The society consists of a large number of people whose mutual relations are conducted by certain well established rules of conduct. Unless people accept certain restraints and responsibilities towards each other, social life will not be possible. The conditions created by the state to ensure the security of the individual and property are generally known as rights. In other words the sum total of the opportunities provided by the state for the development and expression of the individual's personality are known as rights.
According to Laski, "rights are those conditions of social life without which no man can seek, in general to be himself at his best." Even though the rights aim at the development and enrichment of the individual they lead to the all-round development of social life because the development of the part automatically leads to the enrichment of the entire society.
Therefore, it is in the interest of the state to maintain rights. Laski has rightly said that, "Every state is known by the rights that it maintains." According to the latest and the most current view, state is a welfare or social agency and strives to guarantee the rights of the individuals dwelling in it.
It is not merely concerned with the preservation of law and order but also expected to provide conditions to promote the maximum good of the maximum number of people. Rather, it aims at the welfare of all the members of the society and wants to make sure that the basic rights of citizens are provided to them without much trouble.
'What, basically, rights are?' and 'What are the basic rights of citizens in a society?' are not easy questions to answer as there have been different theories regarding rights of the citizens and the determination of basic rights. With the evolution of political systems from monarchy to today's democratic states, the concept of rights have also evolved from very reserved to a very generous one.
In the autocratic political systems rights were considered as offshoot of the monistic theory of sovereignty, according to which the rights were considered as the creation of the state. A person could have only those rights which were granted to him by the law of the state. The state not only created but also maintained and enforced those rights. It also reserved the right to make necessary modifications in those rights.
But with the creation of welfare states the theories of rights have taken a leap forward. The modern welfare theory holds that the rights are conditions of social welfare. The rights are created by the society and aim at realizing the social welfare. In simple worlds the rights are those conditions which make the individual and the society happy. These conditions must enjoy precedence over customs, usages, traditions and natural rights.
An individual cannot have any rights which go against public welfare. The Utilitarians fully supported this theory and propounded the principles of 'greatest happiness of the greatest number.' Moreover, in order to counter the economic disparities between the rich and poor class people there has been economic theory of rights as well. This theory, mainly associated with the name of Marx, tries to interpret the rights in terms of the economic system prevailing in a country.

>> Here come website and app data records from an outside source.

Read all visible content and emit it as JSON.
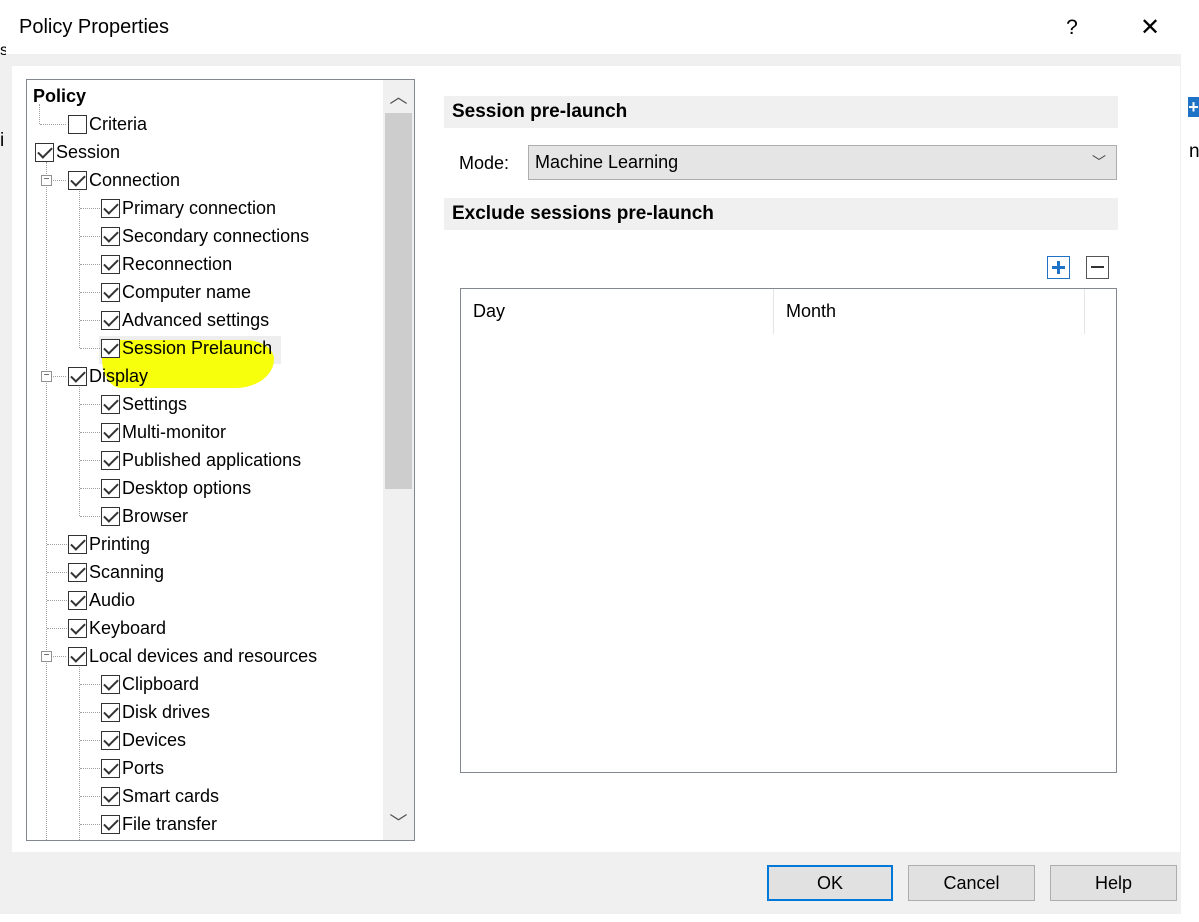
{
  "window": {
    "title": "Policy Properties",
    "help": "?",
    "close": "✕"
  },
  "tree": {
    "items": [
      {
        "label": "Policy",
        "bold": true,
        "checkbox": false
      },
      {
        "label": "Criteria",
        "checked": false
      },
      {
        "label": "Session",
        "checked": true
      },
      {
        "label": "Connection",
        "checked": true,
        "expander": "⊟"
      },
      {
        "label": "Primary connection",
        "checked": true
      },
      {
        "label": "Secondary connections",
        "checked": true
      },
      {
        "label": "Reconnection",
        "checked": true
      },
      {
        "label": "Computer name",
        "checked": true
      },
      {
        "label": "Advanced settings",
        "checked": true
      },
      {
        "label": "Session Prelaunch",
        "checked": true,
        "selected": true
      },
      {
        "label": "Display",
        "checked": true,
        "expander": "⊟"
      },
      {
        "label": "Settings",
        "checked": true
      },
      {
        "label": "Multi-monitor",
        "checked": true
      },
      {
        "label": "Published applications",
        "checked": true
      },
      {
        "label": "Desktop options",
        "checked": true
      },
      {
        "label": "Browser",
        "checked": true
      },
      {
        "label": "Printing",
        "checked": true
      },
      {
        "label": "Scanning",
        "checked": true
      },
      {
        "label": "Audio",
        "checked": true
      },
      {
        "label": "Keyboard",
        "checked": true
      },
      {
        "label": "Local devices and resources",
        "checked": true,
        "expander": "⊟"
      },
      {
        "label": "Clipboard",
        "checked": true
      },
      {
        "label": "Disk drives",
        "checked": true
      },
      {
        "label": "Devices",
        "checked": true
      },
      {
        "label": "Ports",
        "checked": true
      },
      {
        "label": "Smart cards",
        "checked": true
      },
      {
        "label": "File transfer",
        "checked": true
      }
    ]
  },
  "prelaunch": {
    "heading": "Session pre-launch",
    "mode_label": "Mode:",
    "mode_value": "Machine Learning"
  },
  "exclude": {
    "heading": "Exclude sessions pre-launch",
    "columns": [
      "Day",
      "Month"
    ]
  },
  "buttons": {
    "ok": "OK",
    "cancel": "Cancel",
    "help": "Help"
  },
  "colors": {
    "highlight_marker": "#f7ff00",
    "accent": "#0078d7"
  }
}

The law preserves the conditions which are conducive to the interest of the dominant economic class. According to this view during the feudal period the rights were essentially meant to promote the feudal interests just as in the present capitalist age they promote the interests of the capitalists. For the economically deprived people there are no rights. According to this theory there can be genuine rights for all the members of the society only under a socialist system.
In addition to these theories there are theories based on ethical and moral values and ideal concepts. The ideal theory of rights views the rights in purely moral terms and considers them essential for the moral development of the individual. Green described the rights as powers 'necessary to the fulfillment of man's vocation as a moral being.' This theory holds that an individual cannot realize his full stature without rights.
The rights enable the individual to develop his physical, mental and moral faculties to the maximum limit and ultimately contribute to the development of the society as a whole. Though the modern theories of rights have shortcomings but they have played dominant role in determining the basic rights of human beings.
Today, most of the states in the world agree that the basic rights of human beings include both moral and legal rights, whereas the legal rights include the civil rights, like right to life, right to family, right to property, right to freedom of speech and expression, right to form associations and move about freely, right to work, right to religion, right to equality and right to education, and the political rights, like the right to vote, the right to contest elections, right to public office, right to petition and the right to criticize government.
In the contemporary era when the world has been globalized and the politics has been internationalized, the theories and movements of rights have reached to all the corners of the world to provide the basic rights of the human beings. These endeavors try to facilitate human rights on the face of the barriers of economic and political incapacities and shortcomings of the national governments.
These rights are basically monitored by the international bodies and work under the umbrella of United Nations Organizations. Though the international movements and organizations play their roles to make sure that all the human beings are given their rights, at the same time it is necessary for the human beings to have complete awareness about their rights so that they are not violated.
Though there have been both national and international endeavors to protect basic rights of human beings, still there are many human beings who suffer from the deprivation of their basic rights. Many governments in the world like that of our country Afghanistan, still lack the basic democratic principles and the requirements of welfare state and therefore fail to provide the citizens their due rights.
To be very specific about Afghanistan we can say that a so-called democratic government has been installed, which has taken oath to provide the people their basic rights, yet there are millions who remain unattended.